Lamb of God

(From Conversation with God, Fernandez Carvajal)

This Sunday's Gospel leads us to the banks of the River Jordan, where John the Baptist is preparing men for the Messiah's coming. And when the Baptist sees Jesus coming towards him, he says "Behold, the Lamb of God, who takes away the sin of the world." We have got used to the words Lamb of God but nevertheless they are still wonderful, mysterious words, powerful words. What overtones these words would have had for their hearers, who knew the meaning of the paschal lamb, its blood shed on the night the Jews were freed from slavery in Egypt. Furthermore, all the Israelites were familiar with the words of Isaiah, who had compared the sufferings of the Servant of Yahweh, the Messiah, with the sacrifice of a lamb.

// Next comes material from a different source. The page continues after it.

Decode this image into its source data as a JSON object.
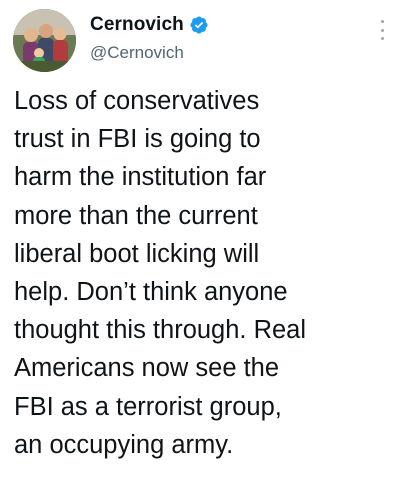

The Paschal Lamb which was sacrificed in the Temple each year recalled both their liberation and the covenant that God had made with his people. All of this was a promise and a prefiguring of the true Lamb, Christ, the Victim in the sacrifice of Calvary on behalf of all mankind. He is the true Lamb who has taken away the sins of the world, for by dying He destroyed our death, and by rising He has given us new life. For his part, Saint Paul would say to the first Christians at Corinth that Christ, our paschal lamb has been sacrificed and he invites them to a new life, a holy life.

This expression, Lamb of God, has been widely meditated and commented on by theologians and spiritual writers. It is a title rich in theological content. It is one of those resources of human language that attempts to express a plurivalent and divine reality. But it would be nearer the truth to say that it is one of those expressions coined by God, in order to reveal something very important about himself.

"Behold, the Lamb of God, who takes away the sin of the world" announces Saint John the Baptist. The sin of the world means all types of sin: original sin, which through Adam, also passed to his descendants, and the personal sins of men and women throughout the ages. Our hope of salvation is in Jesus. He is himself a strong call to hope, because Christ has come to forgive and to cure the wounds of sin. Each day, before the priest administers Holy Communion to the faithful, he pronounces these words of John as he shows Jesus to the people: this is the Lamb of God. The prophecy of Isaiah was fulfilled on Calvary, and again comes to pass in each and every Mass. Whenever the memorial of Christ, our sacrifice, is celebrated, the work of our redemption is accomplished. The Church wants us to thank Our Lord for giving himself up to death for our salvation, and for having wanted to be the food of our souls.

From very early times, Christian art has represented Jesus Christ, God and Man, as the Paschal Lamb. According to the Vision in the book of Revelation, before him the twenty-four elders bow down in adoration; he presides over the great marriage supper; he receives the Bride; he purifies the blessed with his blood and he is the only one who can open the book of the seven seals; the Beginning and the End, the Alpha and the Omega, the Redeemer filled with gentleness and the all-powerful Judge who is to come to recompense each one according to his works.